Hobbes said...

Let's just say that I look forward to tasting evidence to the contrary ;)

tieguanyin said...

Let's just say that I look forward to tasting evidence to the contrary ;)

And the scheme to obtain quality samples continues...

I look forward to your reports on the tasting evidence =D!

Hobbes said...

Did I mention that 1950s Red Label sucks, too?


Justin said...

Hello Good Sir,

I've followed your blog for quite some time, so it's strange that my first comment is one of disagreement (or rather the hope that you experience the 8582 in all its glory:)).

I must agree with Brandon and MarshalN. I have had the pleasure of purchasing a few grams of the 8582, from 1985, from Tim over at Mandarin's Tea Room. I will say that staying power is certainly not an issue in any of my tastings. While I do discern a consistency of sweetness, I find it quite balanced and very complex as the tasting goes on.

Perhaps Brandon's gift will include a sample from 1985. Regardless, I hope the traditional storage brings the tea up to your original expectations!

Hobbes said...

Dear Justin,

Thanks muchly for the comment. I have enjoyed 8582, but, in comparison to its siblings, it strikes me as being unable to deliver complexity. It could be storage - a supposition worth checking.

There is a reason, however, that 8582 is typically available for a lower price than other recipes, I suspect. :)

That said, I keep an open mind/mouth on the matter and have a sample exchange with Brandon in progress...

All the best,


Nicolas said...

Hi Hobbes

What are the recipe number you prefer ?


Hobbes said...

Dear Nicolas,

As far as classical recipes goes, the 8582 seems a bit soft even compared with its elder brother, the 7542 - certainly in the samples I've tried. The 7542 usually costs more, too, for whatever that surrogate proxy may be worth. :)



Nicolas said...

Dear Hobbes,

Thanks for your answer, 7542 is a classical recipes. But the number don't show the quality :(
It's juste a recipe.
However the number can be a good indication. Between two, number one can be better than other.
I ask this question about the number, because my experience is poor about recipe number.
Perhaps can you give me a other number ? I have gone on Essence of Tea and Houde. There are not a lot of number.

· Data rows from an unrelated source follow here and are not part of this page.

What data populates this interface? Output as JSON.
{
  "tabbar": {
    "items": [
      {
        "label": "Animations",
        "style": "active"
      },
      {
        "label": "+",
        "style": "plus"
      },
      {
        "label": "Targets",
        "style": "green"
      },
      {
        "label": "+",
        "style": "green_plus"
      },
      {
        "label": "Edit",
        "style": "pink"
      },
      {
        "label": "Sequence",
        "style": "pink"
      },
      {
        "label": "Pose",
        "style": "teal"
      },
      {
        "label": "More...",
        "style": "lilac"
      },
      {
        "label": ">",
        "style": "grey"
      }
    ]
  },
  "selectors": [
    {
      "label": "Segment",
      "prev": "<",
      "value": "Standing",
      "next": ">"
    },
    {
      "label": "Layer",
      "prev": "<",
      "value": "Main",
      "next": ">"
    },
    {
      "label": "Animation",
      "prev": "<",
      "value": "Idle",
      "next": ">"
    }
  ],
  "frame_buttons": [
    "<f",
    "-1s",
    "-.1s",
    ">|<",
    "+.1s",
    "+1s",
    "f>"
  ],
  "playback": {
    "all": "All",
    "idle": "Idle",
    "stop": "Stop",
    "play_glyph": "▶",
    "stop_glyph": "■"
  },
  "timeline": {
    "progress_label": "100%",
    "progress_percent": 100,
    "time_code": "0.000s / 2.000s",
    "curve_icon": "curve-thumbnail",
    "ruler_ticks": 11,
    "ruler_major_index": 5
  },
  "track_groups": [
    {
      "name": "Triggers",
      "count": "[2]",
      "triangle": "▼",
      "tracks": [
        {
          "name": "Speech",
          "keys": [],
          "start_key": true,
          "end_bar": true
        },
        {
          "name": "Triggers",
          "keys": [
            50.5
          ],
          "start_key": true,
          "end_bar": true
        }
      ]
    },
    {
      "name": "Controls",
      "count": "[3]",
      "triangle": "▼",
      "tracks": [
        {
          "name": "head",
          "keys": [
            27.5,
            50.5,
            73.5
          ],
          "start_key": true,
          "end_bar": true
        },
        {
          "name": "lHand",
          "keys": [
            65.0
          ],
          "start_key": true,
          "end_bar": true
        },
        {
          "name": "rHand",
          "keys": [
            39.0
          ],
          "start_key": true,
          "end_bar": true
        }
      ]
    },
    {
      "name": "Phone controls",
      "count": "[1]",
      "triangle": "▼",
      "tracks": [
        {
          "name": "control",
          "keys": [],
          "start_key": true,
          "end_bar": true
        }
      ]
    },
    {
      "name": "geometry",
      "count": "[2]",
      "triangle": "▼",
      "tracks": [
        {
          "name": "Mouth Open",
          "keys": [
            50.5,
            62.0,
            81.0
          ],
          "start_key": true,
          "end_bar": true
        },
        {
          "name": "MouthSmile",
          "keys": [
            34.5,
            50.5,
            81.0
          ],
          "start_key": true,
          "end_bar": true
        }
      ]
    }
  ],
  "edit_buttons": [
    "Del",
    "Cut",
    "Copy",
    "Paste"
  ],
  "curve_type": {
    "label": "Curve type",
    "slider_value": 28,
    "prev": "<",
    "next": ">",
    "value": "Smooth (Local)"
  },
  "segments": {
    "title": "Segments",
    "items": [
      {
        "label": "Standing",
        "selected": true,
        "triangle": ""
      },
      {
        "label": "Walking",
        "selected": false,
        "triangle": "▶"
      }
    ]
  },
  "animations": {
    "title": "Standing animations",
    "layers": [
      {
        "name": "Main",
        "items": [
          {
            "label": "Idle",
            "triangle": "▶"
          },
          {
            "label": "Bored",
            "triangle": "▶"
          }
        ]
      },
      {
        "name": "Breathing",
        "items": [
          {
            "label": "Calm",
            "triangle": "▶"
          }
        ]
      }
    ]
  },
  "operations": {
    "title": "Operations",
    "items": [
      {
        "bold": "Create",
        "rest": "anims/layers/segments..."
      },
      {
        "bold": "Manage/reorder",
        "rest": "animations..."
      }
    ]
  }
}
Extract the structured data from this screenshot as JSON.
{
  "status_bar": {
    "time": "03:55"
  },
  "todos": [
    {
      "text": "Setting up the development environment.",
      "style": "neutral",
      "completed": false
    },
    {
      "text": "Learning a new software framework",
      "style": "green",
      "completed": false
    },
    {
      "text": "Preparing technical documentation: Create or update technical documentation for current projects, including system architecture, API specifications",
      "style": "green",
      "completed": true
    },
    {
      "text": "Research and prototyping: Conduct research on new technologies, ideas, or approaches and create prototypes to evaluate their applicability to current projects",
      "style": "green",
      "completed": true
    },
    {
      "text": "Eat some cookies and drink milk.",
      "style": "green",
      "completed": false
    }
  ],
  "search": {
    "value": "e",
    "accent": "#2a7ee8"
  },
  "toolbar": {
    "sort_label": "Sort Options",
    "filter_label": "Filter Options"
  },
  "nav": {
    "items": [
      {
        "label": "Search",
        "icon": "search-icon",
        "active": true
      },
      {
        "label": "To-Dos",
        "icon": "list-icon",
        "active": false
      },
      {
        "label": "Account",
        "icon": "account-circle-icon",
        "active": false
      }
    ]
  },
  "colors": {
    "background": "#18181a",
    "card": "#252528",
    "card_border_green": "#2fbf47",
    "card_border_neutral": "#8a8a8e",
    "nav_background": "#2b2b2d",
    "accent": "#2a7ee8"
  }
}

Anonymous said...

For shame, as I bought two tong of modern 8582 on your praise!

J/K. :)

Hobbes said...

I would, as always, let your own tastebuds be the ultimate arbitor.

Of course, a numerical recipe is just that - it changes by year, by storage, etc. My conclusion is merely based on personal observation of some dozen or so samples of 8582 through the years.

Perhaps it would be more accurate to say that, on average, given no other information other than the recipe, my prior assumption would be that of 7532, 7542, and 8582 from the same year and the same storage, I would rank the latter as being least complex.

As far as Essence of Tea and Houde, I have enjoyed many of the classical Zhongcha recipes - big/little yellow/red/blue, etc. They are a great place to start. :)

All the best,


P.s. The 2007 Xizihao 8582 was very good!

Nicolas said...

Thanks a lot Hobbes

the_skua said...

Interesting to see shah8 call late 80s 8582 all TCM and qi...that's been my experience with the one example I've had.

Anonymous said...

If you could compare the prices of the 1980's 7542, 7532 and 8582, you would find that the 8582 would be priced at least 1.5X to 2.0X the 7542. The exception is the 88 ching beeng (too much hype here).
A recent side by side tasting of these 3 cakes from the 80's, the 8582 had by far the highest complexity plus great chen xiang returning from the throat.